(REQUIREMENT): What is needed here is each entry reproduced exactly, without its pictures.

(Website and app data records)
▬▬▬▬▬▬

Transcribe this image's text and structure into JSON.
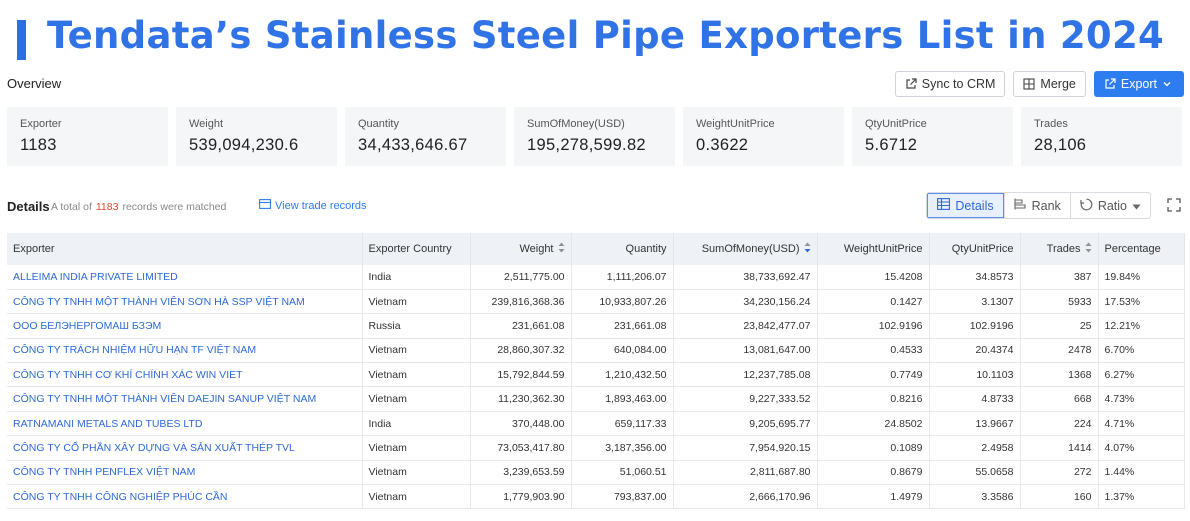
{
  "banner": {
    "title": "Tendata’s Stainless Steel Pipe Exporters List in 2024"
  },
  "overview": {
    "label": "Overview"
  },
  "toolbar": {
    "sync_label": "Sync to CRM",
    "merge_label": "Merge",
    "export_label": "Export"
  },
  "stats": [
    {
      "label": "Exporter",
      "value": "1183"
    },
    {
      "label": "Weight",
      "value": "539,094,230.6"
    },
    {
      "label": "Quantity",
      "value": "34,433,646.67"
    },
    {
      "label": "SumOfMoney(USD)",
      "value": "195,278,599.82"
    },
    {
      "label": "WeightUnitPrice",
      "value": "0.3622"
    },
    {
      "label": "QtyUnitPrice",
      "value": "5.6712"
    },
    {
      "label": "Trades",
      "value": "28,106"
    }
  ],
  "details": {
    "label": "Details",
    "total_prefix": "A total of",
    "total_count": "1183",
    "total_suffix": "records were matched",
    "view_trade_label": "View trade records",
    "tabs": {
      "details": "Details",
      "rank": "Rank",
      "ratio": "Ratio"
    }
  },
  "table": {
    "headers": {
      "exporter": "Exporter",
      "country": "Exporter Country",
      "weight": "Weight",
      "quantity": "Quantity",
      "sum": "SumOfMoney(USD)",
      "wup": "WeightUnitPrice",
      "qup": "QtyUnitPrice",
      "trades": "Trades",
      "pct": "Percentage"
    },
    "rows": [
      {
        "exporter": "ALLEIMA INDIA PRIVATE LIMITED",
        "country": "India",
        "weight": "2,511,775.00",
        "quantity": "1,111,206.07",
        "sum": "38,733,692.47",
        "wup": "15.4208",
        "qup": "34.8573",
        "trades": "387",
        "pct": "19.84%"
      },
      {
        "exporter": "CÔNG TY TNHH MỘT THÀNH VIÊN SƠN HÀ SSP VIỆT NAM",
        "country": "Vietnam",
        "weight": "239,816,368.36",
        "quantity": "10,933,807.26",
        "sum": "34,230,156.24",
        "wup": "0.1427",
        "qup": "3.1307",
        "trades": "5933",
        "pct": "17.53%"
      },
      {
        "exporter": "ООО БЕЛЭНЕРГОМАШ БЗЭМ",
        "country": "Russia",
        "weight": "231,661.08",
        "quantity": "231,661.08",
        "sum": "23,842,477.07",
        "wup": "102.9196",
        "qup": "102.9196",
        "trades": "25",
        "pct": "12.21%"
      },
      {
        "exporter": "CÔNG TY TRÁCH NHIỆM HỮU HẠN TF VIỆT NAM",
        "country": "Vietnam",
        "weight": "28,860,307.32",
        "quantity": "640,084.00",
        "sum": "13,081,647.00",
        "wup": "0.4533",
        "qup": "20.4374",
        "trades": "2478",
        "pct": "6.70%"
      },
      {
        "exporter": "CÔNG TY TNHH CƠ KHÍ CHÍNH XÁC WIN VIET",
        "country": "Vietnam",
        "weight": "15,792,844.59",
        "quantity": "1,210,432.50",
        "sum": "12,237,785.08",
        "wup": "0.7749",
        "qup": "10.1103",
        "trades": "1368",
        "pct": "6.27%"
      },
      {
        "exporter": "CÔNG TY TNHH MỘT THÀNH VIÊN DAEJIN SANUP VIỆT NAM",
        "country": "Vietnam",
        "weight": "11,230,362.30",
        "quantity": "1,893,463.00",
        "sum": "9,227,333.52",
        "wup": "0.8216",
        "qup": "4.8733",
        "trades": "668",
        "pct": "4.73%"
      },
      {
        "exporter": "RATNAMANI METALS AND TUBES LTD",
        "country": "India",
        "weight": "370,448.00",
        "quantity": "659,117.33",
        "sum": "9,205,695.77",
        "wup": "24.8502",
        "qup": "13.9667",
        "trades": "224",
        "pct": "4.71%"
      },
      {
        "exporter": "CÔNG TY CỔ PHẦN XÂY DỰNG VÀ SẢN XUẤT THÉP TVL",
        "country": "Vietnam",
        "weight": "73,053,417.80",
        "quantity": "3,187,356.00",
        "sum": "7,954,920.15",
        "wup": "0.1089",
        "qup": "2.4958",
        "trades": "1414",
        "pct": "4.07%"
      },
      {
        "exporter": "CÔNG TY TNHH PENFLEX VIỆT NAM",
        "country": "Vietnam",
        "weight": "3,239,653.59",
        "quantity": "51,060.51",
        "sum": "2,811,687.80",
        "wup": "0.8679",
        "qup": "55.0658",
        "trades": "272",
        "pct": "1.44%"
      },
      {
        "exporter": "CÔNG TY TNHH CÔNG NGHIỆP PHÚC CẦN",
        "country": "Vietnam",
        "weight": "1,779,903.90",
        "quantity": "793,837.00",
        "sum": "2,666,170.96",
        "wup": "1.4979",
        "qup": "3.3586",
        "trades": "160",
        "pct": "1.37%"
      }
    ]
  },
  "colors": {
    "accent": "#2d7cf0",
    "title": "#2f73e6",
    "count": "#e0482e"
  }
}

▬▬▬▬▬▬

(WRITTEN ANSWER):
Transcribe this image's text and structure into JSON.
{
  "banner": {
    "title": "Tendata’s Stainless Steel Pipe Exporters List in 2024"
  },
  "overview": {
    "label": "Overview"
  },
  "toolbar": {
    "sync_label": "Sync to CRM",
    "merge_label": "Merge",
    "export_label": "Export"
  },
  "stats": [
    {
      "label": "Exporter",
      "value": "1183"
    },
    {
      "label": "Weight",
      "value": "539,094,230.6"
    },
    {
      "label": "Quantity",
      "value": "34,433,646.67"
    },
    {
      "label": "SumOfMoney(USD)",
      "value": "195,278,599.82"
    },
    {
      "label": "WeightUnitPrice",
      "value": "0.3622"
    },
    {
      "label": "QtyUnitPrice",
      "value": "5.6712"
    },
    {
      "label": "Trades",
      "value": "28,106"
    }
  ],
  "details": {
    "label": "Details",
    "total_prefix": "A total of",
    "total_count": "1183",
    "total_suffix": "records were matched",
    "view_trade_label": "View trade records",
    "tabs": {
      "details": "Details",
      "rank": "Rank",
      "ratio": "Ratio"
    }
  },
  "table": {
    "headers": {
      "exporter": "Exporter",
      "country": "Exporter Country",
      "weight": "Weight",
      "quantity": "Quantity",
      "sum": "SumOfMoney(USD)",
      "wup": "WeightUnitPrice",
      "qup": "QtyUnitPrice",
      "trades": "Trades",
      "pct": "Percentage"
    },
    "rows": [
      {
        "exporter": "ALLEIMA INDIA PRIVATE LIMITED",
        "country": "India",
        "weight": "2,511,775.00",
        "quantity": "1,111,206.07",
        "sum": "38,733,692.47",
        "wup": "15.4208",
        "qup": "34.8573",
        "trades": "387",
        "pct": "19.84%"
      },
      {
        "exporter": "CÔNG TY TNHH MỘT THÀNH VIÊN SƠN HÀ SSP VIỆT NAM",
        "country": "Vietnam",
        "weight": "239,816,368.36",
        "quantity": "10,933,807.26",
        "sum": "34,230,156.24",
        "wup": "0.1427",
        "qup": "3.1307",
        "trades": "5933",
        "pct": "17.53%"
      },
      {
        "exporter": "ООО БЕЛЭНЕРГОМАШ БЗЭМ",
        "country": "Russia",
        "weight": "231,661.08",
        "quantity": "231,661.08",
        "sum": "23,842,477.07",
        "wup": "102.9196",
        "qup": "102.9196",
        "trades": "25",
        "pct": "12.21%"
      },
      {
        "exporter": "CÔNG TY TRÁCH NHIỆM HỮU HẠN TF VIỆT NAM",
        "country": "Vietnam",
        "weight": "28,860,307.32",
        "quantity": "640,084.00",
        "sum": "13,081,647.00",
        "wup": "0.4533",
        "qup": "20.4374",
        "trades": "2478",
        "pct": "6.70%"
      },
      {
        "exporter": "CÔNG TY TNHH CƠ KHÍ CHÍNH XÁC WIN VIET",
        "country": "Vietnam",
        "weight": "15,792,844.59",
        "quantity": "1,210,432.50",
        "sum": "12,237,785.08",
        "wup": "0.7749",
        "qup": "10.1103",
        "trades": "1368",
        "pct": "6.27%"
      },
      {
        "exporter": "CÔNG TY TNHH MỘT THÀNH VIÊN DAEJIN SANUP VIỆT NAM",
        "country": "Vietnam",
        "weight": "11,230,362.30",
        "quantity": "1,893,463.00",
        "sum": "9,227,333.52",
        "wup": "0.8216",
        "qup": "4.8733",
        "trades": "668",
        "pct": "4.73%"
      },
      {
        "exporter": "RATNAMANI METALS AND TUBES LTD",
        "country": "India",
        "weight": "370,448.00",
        "quantity": "659,117.33",
        "sum": "9,205,695.77",
        "wup": "24.8502",
        "qup": "13.9667",
        "trades": "224",
        "pct": "4.71%"
      },
      {
        "exporter": "CÔNG TY CỔ PHẦN XÂY DỰNG VÀ SẢN XUẤT THÉP TVL",
        "country": "Vietnam",
        "weight": "73,053,417.80",
        "quantity": "3,187,356.00",
        "sum": "7,954,920.15",
        "wup": "0.1089",
        "qup": "2.4958",
        "trades": "1414",
        "pct": "4.07%"
      },
      {
        "exporter": "CÔNG TY TNHH PENFLEX VIỆT NAM",
        "country": "Vietnam",
        "weight": "3,239,653.59",
        "quantity": "51,060.51",
        "sum": "2,811,687.80",
        "wup": "0.8679",
        "qup": "55.0658",
        "trades": "272",
        "pct": "1.44%"
      },
      {
        "exporter": "CÔNG TY TNHH CÔNG NGHIỆP PHÚC CẦN",
        "country": "Vietnam",
        "weight": "1,779,903.90",
        "quantity": "793,837.00",
        "sum": "2,666,170.96",
        "wup": "1.4979",
        "qup": "3.3586",
        "trades": "160",
        "pct": "1.37%"
      }
    ]
  },
  "colors": {
    "accent": "#2d7cf0",
    "title": "#2f73e6",
    "count": "#e0482e"
  }
}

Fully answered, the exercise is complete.